Mail a more formal thank you letter:
This can also be done via email, or through a typed letter, depending on the kind of company you are applying to. A social media related or tech company might appreciate the ease and efficiency of an email, whereas a company with more old-fashioned or traditional values would appreciate a letter. Whatever form you use, the purpose of the letter is to remind the interviewer of what a strong candidate you are and why you are uniquely qualified for the job. If you interviewed by multiple people, you should send each of them a separate thank you letter.

Use the interviewer’s first name in the greeting and salutation only if you were told to do so during the interview; otherwise, address the interviewer in a formal manner.

After thanking the interviewer again for the opportunity to interview with the company, affirm your interest in the position and reiterate how you would be an asset to the company.

Add information that the interviewer might be interested in, or some useful information that the company could use profitably.
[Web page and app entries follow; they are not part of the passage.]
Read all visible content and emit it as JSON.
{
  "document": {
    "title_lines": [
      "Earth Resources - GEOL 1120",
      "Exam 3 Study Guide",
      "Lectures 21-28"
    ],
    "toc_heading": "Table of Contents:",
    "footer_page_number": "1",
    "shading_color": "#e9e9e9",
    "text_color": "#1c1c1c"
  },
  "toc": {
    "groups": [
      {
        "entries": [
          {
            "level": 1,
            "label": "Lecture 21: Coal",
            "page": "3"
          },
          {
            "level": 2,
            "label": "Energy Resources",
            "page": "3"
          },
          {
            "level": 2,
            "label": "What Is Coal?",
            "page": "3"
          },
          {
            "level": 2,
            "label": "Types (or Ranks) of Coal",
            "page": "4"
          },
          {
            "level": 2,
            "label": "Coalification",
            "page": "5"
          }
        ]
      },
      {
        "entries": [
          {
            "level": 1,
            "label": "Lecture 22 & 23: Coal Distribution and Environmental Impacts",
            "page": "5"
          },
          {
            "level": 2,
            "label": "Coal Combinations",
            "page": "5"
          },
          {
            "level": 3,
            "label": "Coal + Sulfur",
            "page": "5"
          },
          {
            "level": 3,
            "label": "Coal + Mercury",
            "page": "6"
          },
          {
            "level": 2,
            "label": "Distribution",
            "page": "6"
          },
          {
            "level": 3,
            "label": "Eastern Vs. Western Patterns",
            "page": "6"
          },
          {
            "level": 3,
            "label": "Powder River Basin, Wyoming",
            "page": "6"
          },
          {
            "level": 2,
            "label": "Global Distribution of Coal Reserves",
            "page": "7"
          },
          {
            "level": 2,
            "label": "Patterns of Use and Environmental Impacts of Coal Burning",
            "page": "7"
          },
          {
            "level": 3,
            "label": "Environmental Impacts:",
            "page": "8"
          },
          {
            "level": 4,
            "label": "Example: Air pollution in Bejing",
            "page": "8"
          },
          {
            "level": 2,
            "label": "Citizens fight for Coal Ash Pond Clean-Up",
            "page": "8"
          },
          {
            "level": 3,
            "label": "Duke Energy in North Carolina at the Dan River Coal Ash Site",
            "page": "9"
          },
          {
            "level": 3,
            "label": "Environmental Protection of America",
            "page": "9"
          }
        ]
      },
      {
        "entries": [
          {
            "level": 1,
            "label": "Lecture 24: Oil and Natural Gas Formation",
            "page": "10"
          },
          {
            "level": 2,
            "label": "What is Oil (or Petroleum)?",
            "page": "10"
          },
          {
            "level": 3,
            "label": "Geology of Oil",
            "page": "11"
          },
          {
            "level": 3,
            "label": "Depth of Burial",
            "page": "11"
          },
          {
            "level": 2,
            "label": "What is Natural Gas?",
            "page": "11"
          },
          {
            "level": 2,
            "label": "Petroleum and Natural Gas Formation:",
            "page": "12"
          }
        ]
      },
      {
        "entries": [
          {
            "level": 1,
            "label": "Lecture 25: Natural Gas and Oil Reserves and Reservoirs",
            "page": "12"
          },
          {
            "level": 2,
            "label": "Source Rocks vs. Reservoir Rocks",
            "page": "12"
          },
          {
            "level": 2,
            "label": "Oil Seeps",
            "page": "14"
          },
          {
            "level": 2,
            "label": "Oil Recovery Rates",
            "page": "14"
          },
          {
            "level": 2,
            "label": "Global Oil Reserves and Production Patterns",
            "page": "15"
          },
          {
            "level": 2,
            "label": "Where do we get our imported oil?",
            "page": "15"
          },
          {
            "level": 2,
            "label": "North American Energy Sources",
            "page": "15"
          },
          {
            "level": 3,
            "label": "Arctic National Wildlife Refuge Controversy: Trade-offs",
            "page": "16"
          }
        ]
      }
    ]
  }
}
This will help the interviewer to remember you, as most people follow up after a job interview with only information about themselves.

Close the letter with the valediction "Yours sincerely" and proofread it thoroughly for grammar, spelling and punctuation. A poorly-worded or misspelled thank-you letter can be all it takes to disqualify you as a candidate.

4. After The Timeline Has Passed

After the indicated time period has passed, follow up with a single email or phone call. If the time period they specified it would take for them to reach a decision has passed - whether it has been two days or two weeks - it is now appropriate for you to follow up about the decision via email or phone call. Keep it brief and breezy, you could say something like:

I hope the hiring process is going well for the position of Marketing Assistant. I believe you mentioned that a decision would be reached by Monday and I'm eager to find out if you have any information on the status of my application? Please let me know if I can provide any further information that would help you with the decision making process."

If you decide to phone, make the call from a quiet place a few days after the interview. Pick a good time of day -- not right after lunch, early in the morning or at the end of the working day. This will maximize your chances of actually speaking to the interviewer.

Be as polite and brief on the phone as possible - remember that you may be talking to a stressed-out hiring manager that has a 101 things on his/her mind other than the status of your job application. Don't call a second time unless you are specifically told.

4. Called For A Second Interview Or Job Offer?

(a) Respond promptly if you are contacted about a second interview or a job offer. Making them wait for a response is unprofessional and makes it seem like you are not enthusiastic about the job. Don't be worried about coming across as over-eager - they want candidates who are excited by the prospect of working for their company.

Reply using the same method as they used to contact you - if they called, ring them back as soon as possible, if they sent an email, an email reply should suffice.

5. What If I Didn't Get The Job?

Even if you didn't get the job, thank the interviewer for their time. Don't be angry or overly-disappointed - accept the fact that there were probably many other qualified candidates and view it as a valuable learning experience. Whether you are informed via phone or email, you should send a follow-up message to your interviewer thanking them for their time and for giving you the opportunity to interview with them.

If you dare, ask the interviewer if he or she would be willing to provide any feedback on where you went wrong during the interview and how you could improve in future. They will most likely decline, but if they agree you stand to gain some valuable insights into exactly what the company were looking for and where you fell short. Don't be disheartened by it, take the interviewers' suggestions on as constructive criticism.

This step should always be executed through email or letter, never by phone call. Calling your interviewer to ask why you didn't get the job may put them in an uncomfortable position and rule you out of any future open positions with the company.

Source: Wikihow
Image: ThinkStock